In the wake of Athens "artistic success, other Greek city-states also began to produce impressive ceramics in geometric style. The Greek world, when the style inspired by Corinthian art spread like wildfire, displaced them from attics and vases - after vases - with their characteristic geometric shapes and patterns. Erotic themes in vassals can provide evidence of sexuality in ancient Greece, including the socially accepted practice of pederasty. The difference between Lady Auxerre, Manticlos and Apollo shows the influence of erotic themes on the art of Corinth and other cities in Greece.
The main example is the circular structure in Athens known as the Parthenon, the largest of its kind in the world and one of the most important monuments of ancient Greece. The Greeks made little use of this order, but it was finally completed in 432 BC and is a magnificent building to be seen. BC, it is not only to show the world the dominance and power of Athens, but it also shows that Athens was its Greek imperial master.
During the second Macedonian War, Corinth was besieged by the Romans and the city became part of the Macedonian-Greek alliance, a coalition between Athens and Corinth. The city was besieged and besieged for several years until the Roman Empire, after the victory of Rome over the Macedonians in Cynoscephalae, granted it an independent part of the Achaean Confederation.

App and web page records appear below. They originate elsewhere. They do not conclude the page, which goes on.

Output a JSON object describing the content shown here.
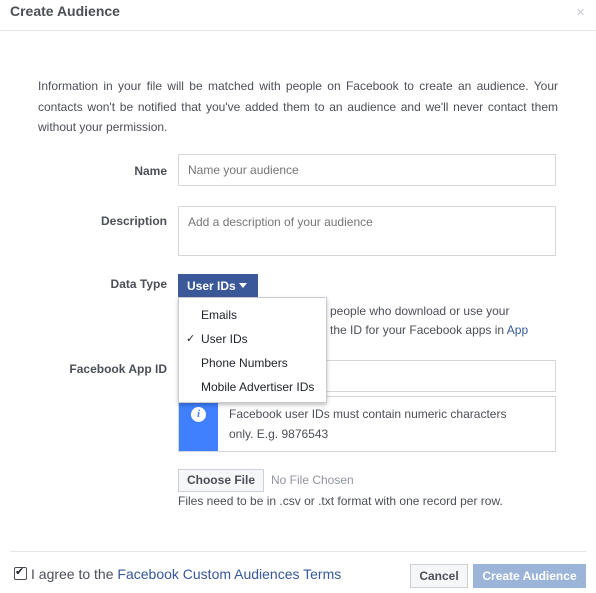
{
  "dialog": {
    "title": "Create Audience",
    "close_glyph": "×",
    "intro": "Information in your file will be matched with people on Facebook to create an audience. Your contacts won't be notified that you've added them to an audience and we'll never contact them without your permission."
  },
  "form": {
    "name_label": "Name",
    "name_placeholder": "Name your audience",
    "description_label": "Description",
    "description_placeholder": "Add a description of your audience",
    "data_type_label": "Data Type",
    "data_type_value": "User IDs",
    "data_type_desc_1": "people who download or use your",
    "data_type_desc_2": "the ID for your Facebook apps in",
    "data_type_desc_link": "App",
    "app_id_label": "Facebook App ID",
    "app_id_value": "",
    "info_text": "Facebook user IDs must contain numeric characters only. E.g. 9876543",
    "choose_file_label": "Choose File",
    "no_file_text": "No File Chosen",
    "file_hint": "Files need to be in .csv or .txt format with one record per row."
  },
  "dropdown": {
    "options": [
      {
        "label": "Emails",
        "checked": false
      },
      {
        "label": "User IDs",
        "checked": true
      },
      {
        "label": "Phone Numbers",
        "checked": false
      },
      {
        "label": "Mobile Advertiser IDs",
        "checked": false
      }
    ],
    "check_glyph": "✓"
  },
  "footer": {
    "agree_prefix": "I agree to the",
    "agree_link": "Facebook Custom Audiences Terms",
    "agreed": true,
    "cancel_label": "Cancel",
    "create_label": "Create Audience"
  },
  "colors": {
    "brand": "#3b5998",
    "link": "#365899",
    "info": "#4080ff",
    "disabled_button": "#9cb4d8"
  }
}
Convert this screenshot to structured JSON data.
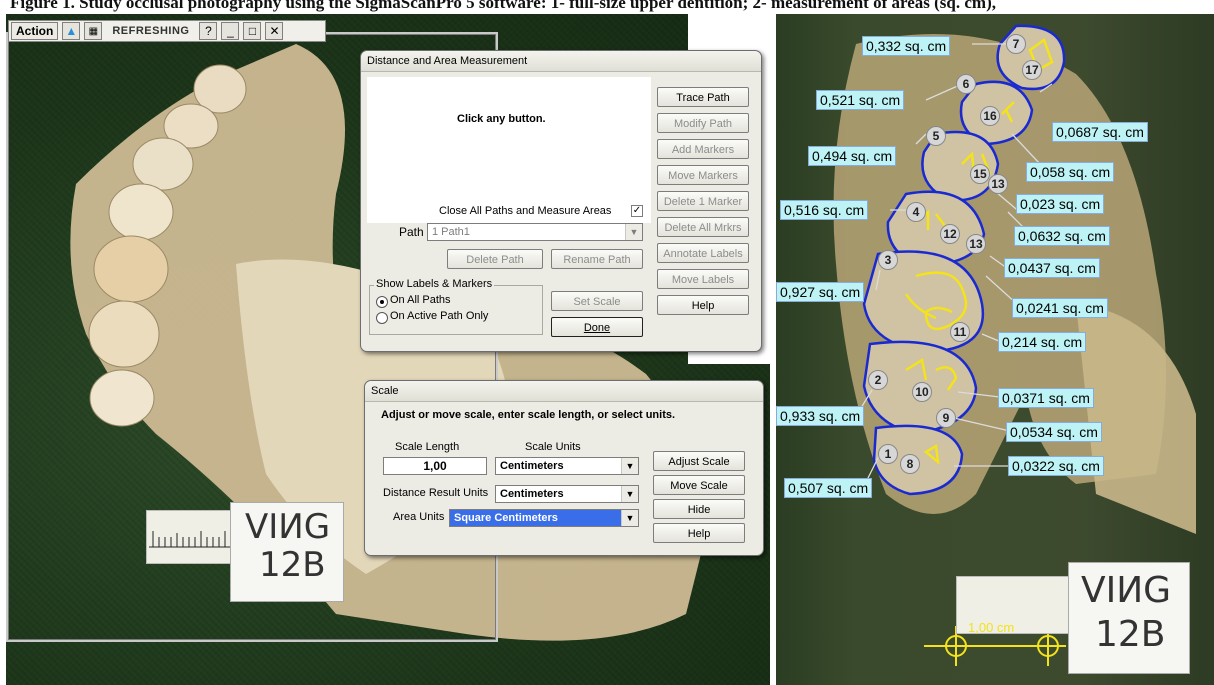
{
  "caption": {
    "text": "Figure 1. Study occlusal photography using the SigmaScanPro 5 software: 1- full-size upper dentition; 2- measurement of areas (sq. cm),"
  },
  "toolbar": {
    "action_label": "Action",
    "status": "REFRESHING",
    "help_icon": "?",
    "minimize": "_",
    "maximize": "□",
    "close": "✕"
  },
  "specimen_card": {
    "line1": "VIИG",
    "line2": "12B"
  },
  "distance_dialog": {
    "title": "Distance and Area Measurement",
    "message": "Click any button.",
    "close_paths_label": "Close All Paths and Measure Areas",
    "close_paths_checked": true,
    "path_label": "Path",
    "path_value": "1  Path1",
    "buttons": [
      "Trace Path",
      "Modify Path",
      "Add Markers",
      "Move Markers",
      "Delete 1 Marker",
      "Delete All Mrkrs",
      "Annotate Labels",
      "Move Labels",
      "Help"
    ],
    "delete_path": "Delete Path",
    "rename_path": "Rename Path",
    "set_scale": "Set Scale",
    "done": "Done",
    "show_labels_group": "Show Labels & Markers",
    "radio_all": "On All Paths",
    "radio_active": "On Active Path Only"
  },
  "scale_dialog": {
    "title": "Scale",
    "instructions": "Adjust or move scale, enter scale length, or select units.",
    "scale_length_label": "Scale Length",
    "scale_length_value": "1,00",
    "scale_units_label": "Scale Units",
    "scale_units_value": "Centimeters",
    "distance_units_label": "Distance Result Units",
    "distance_units_value": "Centimeters",
    "area_units_label": "Area Units",
    "area_units_value": "Square Centimeters",
    "buttons": [
      "Adjust Scale",
      "Move Scale",
      "Hide",
      "Help"
    ]
  },
  "right_image": {
    "areas": [
      {
        "text": "0,332 sq. cm"
      },
      {
        "text": "0,521 sq. cm"
      },
      {
        "text": "0,0687 sq. cm"
      },
      {
        "text": "0,494 sq. cm"
      },
      {
        "text": "0,058 sq. cm"
      },
      {
        "text": "0,023 sq. cm"
      },
      {
        "text": "0,516 sq. cm"
      },
      {
        "text": "0,0632 sq. cm"
      },
      {
        "text": "0,0437 sq. cm"
      },
      {
        "text": "0,927 sq. cm"
      },
      {
        "text": "0,0241 sq. cm"
      },
      {
        "text": "0,214 sq. cm"
      },
      {
        "text": "0,0371 sq. cm"
      },
      {
        "text": "0,933 sq. cm"
      },
      {
        "text": "0,0534 sq. cm"
      },
      {
        "text": "0,0322 sq. cm"
      },
      {
        "text": "0,507 sq. cm"
      }
    ],
    "markers": [
      "7",
      "17",
      "6",
      "16",
      "5",
      "15",
      "13",
      "4",
      "12",
      "13",
      "3",
      "11",
      "2",
      "10",
      "9",
      "1",
      "8"
    ],
    "scale_text": "1,00 cm",
    "card": {
      "line1": "VIИG",
      "line2": "12B"
    },
    "colors": {
      "outline": "#1a2ad0",
      "trace": "#f4e21a",
      "label_bg": "#bdf3f5"
    }
  }
}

This led to the establishment of a Macedonian garrison in Corinth and became the capital of a new alliance of Corinth and Athens under the command of Alexander the Great, King of Greece and a member of this new coalition.
In Greece, the Achaean League reacted to the provocations of the Romans, and Corinth joined Argos, Boeotia, and Athens in the war in which Athens and Corinthians were at odds. Later that year, a decisive battle took place outside and inside the city of Corinth between the two parties.
After Philip's Macedonia was lost at Chaeronea, the Greeks signed the terms Philip insisted on so that he could turn to Persia. Corinth was often equated with Sparta and Athens during the classical period, but the rise of Athens weakened Corinth's contacts with power abroad after the Persian Wars.
The city of Corinth, located on the narrow isthmus that connects the Peloponnese to the Greek mainland, was the largest city in Greece and one of the most important commercial centers in the world. Greek sites and the eastern goods found in them were reduced when the Persians began to conquer them.
As you approach the city of Corinth in southern central Greece, the first sight you will stumble upon is the Corinth Channel. To ensure a comfortable and enjoyable exploration of Greece's history, you can indulge yourself on a private trip from Athens to ancient Corinth.
The ancient city of Corinth is located on the narrow peninsula that connects the Peloponnese with the Greek mainland. Corinth was born in the first century BC and gave its name to the ancient Greek city - the state of the same name - Corinth (Corinthians).
Ancient Corinth was the most important city in Greece and shaped the ancient history of the region, which played an important role in ancient politics. Corinth is the oldest city in the Peloponnese and the second largest city in Greece after Athens, but this is more than fair given its long and rich history. During the archaic-classical period, Corinth was the scene of a number of important cultural events, such as the Battle of Corinth, the Corinthian War and even the Greek War of Independence.